  1. Keep four-card suits. The most likely division of a suit round the table is 4432. Unless partner has four cards, either dummy (visible — easier) or declarer (not visible — trickier) has four cards. You need to keep all four of your cards to match their four cards.
  2. Keep equal length to match dummy. Note this doesn’t really apply to short suits (three or fewer cards), for partner (with the greater length) will normally be in charge of keeping such a suit.
A Q 10 8
i)   ♦ J 9 3 2
ii)  ♦ 9 4 3 2
iii) ♦ 7 4 3 2

In (i) and (ii), you must keep all your diamonds but in (iii) you can throw them away because your highest card is lower than dummy’s lowest.

  1. Try not to reveal you have no more cards left.
Q 10 5 2
J 9 8 6
W   E
7 4
A K 3
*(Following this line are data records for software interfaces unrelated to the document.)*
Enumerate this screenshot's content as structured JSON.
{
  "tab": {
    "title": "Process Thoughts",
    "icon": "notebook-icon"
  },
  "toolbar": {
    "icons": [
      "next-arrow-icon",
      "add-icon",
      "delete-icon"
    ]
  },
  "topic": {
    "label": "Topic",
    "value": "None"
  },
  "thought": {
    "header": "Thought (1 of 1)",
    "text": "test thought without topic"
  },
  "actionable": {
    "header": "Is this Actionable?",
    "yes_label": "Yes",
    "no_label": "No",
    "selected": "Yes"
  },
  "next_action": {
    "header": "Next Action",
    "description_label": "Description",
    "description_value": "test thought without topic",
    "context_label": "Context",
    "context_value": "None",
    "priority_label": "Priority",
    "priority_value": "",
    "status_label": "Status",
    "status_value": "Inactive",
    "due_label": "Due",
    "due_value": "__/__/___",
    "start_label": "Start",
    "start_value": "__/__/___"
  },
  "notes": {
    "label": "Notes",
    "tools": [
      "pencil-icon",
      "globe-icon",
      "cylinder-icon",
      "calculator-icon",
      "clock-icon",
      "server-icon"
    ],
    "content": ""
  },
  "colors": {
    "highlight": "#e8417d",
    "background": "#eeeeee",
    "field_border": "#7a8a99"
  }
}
Declarer is running off a long suit. Clearly West must keep his four spades to match dummy. However, it is equally important for East to keep his seemingly worthless doubleton. If he throws a spade, he will show out on ♠ AK and declarer has a marked finesse to score both dummy’s ♠ Q10

South Deals
None Vul
K 3 2
K 10 3 2
A 3
8 6
J 9 7 5
J 10 9 4
10 6 3
W   E
J 9 7 4
8 6
Q 8 7 5
9 8 5
A Q 10 5
A Q 4
K 6 2
7 4 2
West North East South
      1 ♠
Pass 2 ♣ Pass 2 N1
Pass 7 N2 Pass Pass
  1. 15-19 balanced (after a Two-over-One).
  2. Optimistic — 37 points is the guideline for 7 NT with two balanced hands.

West led ♦ J, declarer winning dummy’s ♦ A and East signalling with ♦ 8 (throw high means aye). Declarer promptly cashed ♣ AKQJ — what should East-West discard? 

East could not afford to discard a spade (recalling declarer’s 1 ♠ opener) or he would present declarer with a fourth spade trick. A heart discard would be as bad; — exposing the position when he showed out on ♥ AK, enabling declarer to finesse against West’s ♥ J. East had to let go ♦ 5. Declarer threw ♦ 6 and West, similarly, had to keep a spade to avoid showing out on the second round, and a heart to keep four cards to match dummy. He had to let go ♦ 4

Declarer could have succeeded via a third- round finesse in either major. When he cashed the three top cards (the percentage play), he was one down.

Books, Flippers and Arrow Packs
Mobile Phone

The Bridge Club now has a mobile phone which will be on during play on both evenings so that members can be contacted if need be, the number is - 07840237616

Tuesday Pairs
Director: Chris Parkin
Scorer: Sally Stuttard
Thursday Pairs
Director: Chris P
Scorer: Chris P
Tuesday Duplicate
Director: Chris Parkin
Scorer: Sally Stuttard